Operators with large cargos to carry may want to shell out for the Vivaro’s range-topping powerplant. The CDTi 140 (138bhp) is another twin turbo engine with 340Nm of torque (20Nm more than the CDTi 120) at 1,750rpm. It’s noticeable that the Vivaro’s rivals offer more powerful engine options but unless you’re carrying very heavy loads, the Vivaro’s biggest hitter should be up to the job.
As well as setting a very high standard for engine refinement, the Vivaro serves up a smooth ride that copes with bumpy British tarmac without crashing or sending shudders through its body. The suspension can be a little noisy but this is partly noticeable because wind, road and engine noise are so well suppressed.
Both brakes and steering inspire confidence with their predictable responses and despite being a tall panel van, the Vivaro keeps body roll in check through the corners. Special mention must go to the Vivaro’s driving position, which offers a wide range of adjustment both from the seat and the steering column that adjusts for rake and reach.
Cab and Interior
The Vivaro displays the solid build quality you’d expect from a panel van but there are some nice design touches that liven-up the look of the cab too. The stylish instrument cluster is straight out of the latest Renault Clio (a result of the Vivaro’s design being handled by Vauxhall’s commercial vehicle partner Renault) and the piano black air vents also catch the eye. The air-conditioning controls feel a little cheap by comparison, as does the entry-level DAB radio but the more advanced infotainment options are far better.
Space-wise, the Vivaro benefits from a 116mm increase in cabin length and legroom for both driver and front passenger is good for this class of van. The middle berth is less spacious, as tends to be the case, but most operators who regularly need to carry more than two passengers will opt for the 6-seat crew van.
When not in use, that middle seat folds down to create a desk with space to store a laptop and a rather flimsy feeling clipboard attachment. Elsewhere there are deep storage bins in the doors and useful dash-top areas for keeping pens and paperwork safe. A total of up to 42 litres of storage is available around the cab but the lid of the dash-top storage box proved reluctant to close on our test model.
|SWB Low roof||1,971mm||1,956mm||4,999mm|
|SWB High roof||2,465mm||1,956mm||4,999mm|
|LWB Low roof||1,971mm||1,956mm||5,399mm|
|LWB High roof||2,465mm||1,956mm||5,399mm|

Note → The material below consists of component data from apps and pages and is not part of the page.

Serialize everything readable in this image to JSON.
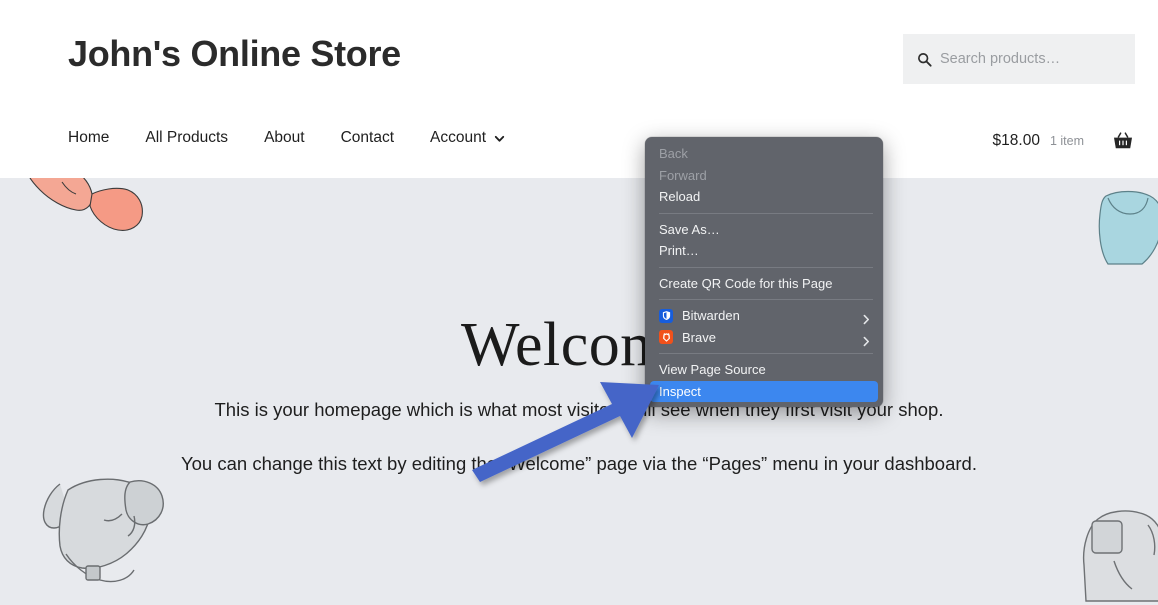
{
  "site": {
    "title": "John's Online Store"
  },
  "search": {
    "icon": "search-icon",
    "placeholder": "Search products…",
    "value": ""
  },
  "nav": {
    "items": [
      {
        "label": "Home"
      },
      {
        "label": "All Products"
      },
      {
        "label": "About"
      },
      {
        "label": "Contact"
      },
      {
        "label": "Account",
        "has_chevron": true,
        "chevron_icon": "chevron-down-icon"
      }
    ]
  },
  "cart": {
    "total": "$18.00",
    "count": "1 item",
    "icon": "shopping-basket-icon"
  },
  "hero": {
    "title": "Welcome",
    "paragraph1": "This is your homepage which is what most visitors will see when they first visit your shop.",
    "paragraph2": "You can change this text by editing the “Welcome” page via the “Pages” menu in your dashboard."
  },
  "context_menu": {
    "items": [
      {
        "label": "Back",
        "state": "disabled",
        "type": "item"
      },
      {
        "label": "Forward",
        "state": "disabled",
        "type": "item"
      },
      {
        "label": "Reload",
        "state": "enabled",
        "type": "item"
      },
      {
        "type": "separator"
      },
      {
        "label": "Save As…",
        "state": "enabled",
        "type": "item"
      },
      {
        "label": "Print…",
        "state": "enabled",
        "type": "item"
      },
      {
        "type": "separator"
      },
      {
        "label": "Create QR Code for this Page",
        "state": "enabled",
        "type": "item"
      },
      {
        "type": "separator"
      },
      {
        "label": "Bitwarden",
        "state": "enabled",
        "type": "submenu",
        "icon": "bitwarden-icon",
        "icon_color": "#175ddc",
        "arrow_icon": "chevron-right-icon"
      },
      {
        "label": "Brave",
        "state": "enabled",
        "type": "submenu",
        "icon": "brave-icon",
        "icon_color": "#f1511b",
        "arrow_icon": "chevron-right-icon"
      },
      {
        "type": "separator"
      },
      {
        "label": "View Page Source",
        "state": "enabled",
        "type": "item"
      },
      {
        "label": "Inspect",
        "state": "selected",
        "type": "item"
      }
    ],
    "background_color": "#61646b",
    "selected_color": "#3c87ef"
  },
  "annotation": {
    "arrow_color": "#4565c8",
    "points_to": "Inspect"
  },
  "decorations": [
    {
      "name": "product-illustration-sweater-pink",
      "color": "#f0a08f"
    },
    {
      "name": "product-illustration-hoodie-gray",
      "color": "#cfd2d6"
    },
    {
      "name": "product-illustration-shirt-blue",
      "color": "#a8d4dd"
    },
    {
      "name": "product-illustration-tshirt-gray",
      "color": "#d8dadd"
    }
  ]
}
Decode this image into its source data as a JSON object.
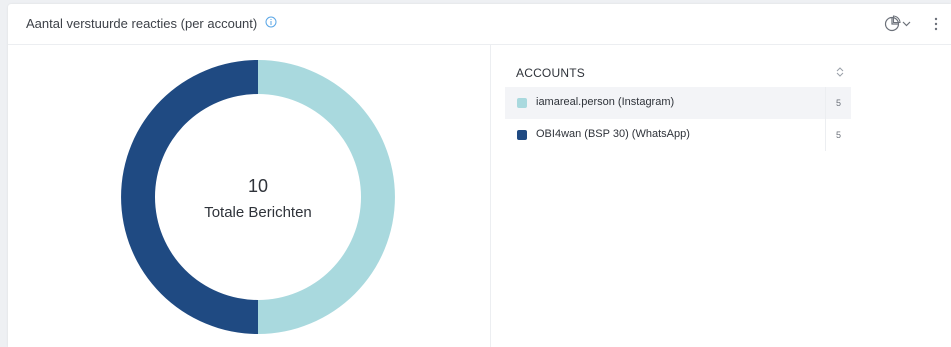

Width including door mirrors: 2,283mm
Load area dimensions
|SWB Low roof||1,387mm||1,662mm||2,537mm||5.2m3|
|LWB Low roof||1,387mm||1,662mm||2,937mm||6.0m3|
|LWB High roof||1,913mm||1,662mm||2,937mm||8.6m3|